* PROBLEM DESCRIPTION *
Tally the lines below that contain the word "title", and give only that number.

* THE DATA *
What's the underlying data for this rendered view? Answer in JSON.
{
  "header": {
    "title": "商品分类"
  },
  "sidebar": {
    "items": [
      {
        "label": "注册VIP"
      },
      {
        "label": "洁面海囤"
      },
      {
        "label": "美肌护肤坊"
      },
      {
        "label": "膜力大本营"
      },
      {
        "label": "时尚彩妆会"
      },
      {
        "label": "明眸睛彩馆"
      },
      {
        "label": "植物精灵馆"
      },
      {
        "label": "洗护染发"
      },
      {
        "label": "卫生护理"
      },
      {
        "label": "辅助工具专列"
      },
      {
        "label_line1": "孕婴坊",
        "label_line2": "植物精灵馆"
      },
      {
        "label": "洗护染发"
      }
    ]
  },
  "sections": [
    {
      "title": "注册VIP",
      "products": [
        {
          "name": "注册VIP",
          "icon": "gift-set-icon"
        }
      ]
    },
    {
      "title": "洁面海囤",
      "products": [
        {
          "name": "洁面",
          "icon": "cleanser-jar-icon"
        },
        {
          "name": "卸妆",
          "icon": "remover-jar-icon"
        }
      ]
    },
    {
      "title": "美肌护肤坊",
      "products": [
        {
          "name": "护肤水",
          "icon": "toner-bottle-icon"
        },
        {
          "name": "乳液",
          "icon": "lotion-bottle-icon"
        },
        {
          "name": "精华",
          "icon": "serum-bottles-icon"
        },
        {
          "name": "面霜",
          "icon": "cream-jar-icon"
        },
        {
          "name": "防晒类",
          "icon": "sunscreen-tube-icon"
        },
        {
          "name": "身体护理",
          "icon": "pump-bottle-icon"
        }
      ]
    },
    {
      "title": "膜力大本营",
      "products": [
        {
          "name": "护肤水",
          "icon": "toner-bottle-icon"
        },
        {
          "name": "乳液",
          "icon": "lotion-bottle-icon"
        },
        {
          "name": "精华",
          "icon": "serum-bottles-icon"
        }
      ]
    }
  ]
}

* TASK RESPONSE *
5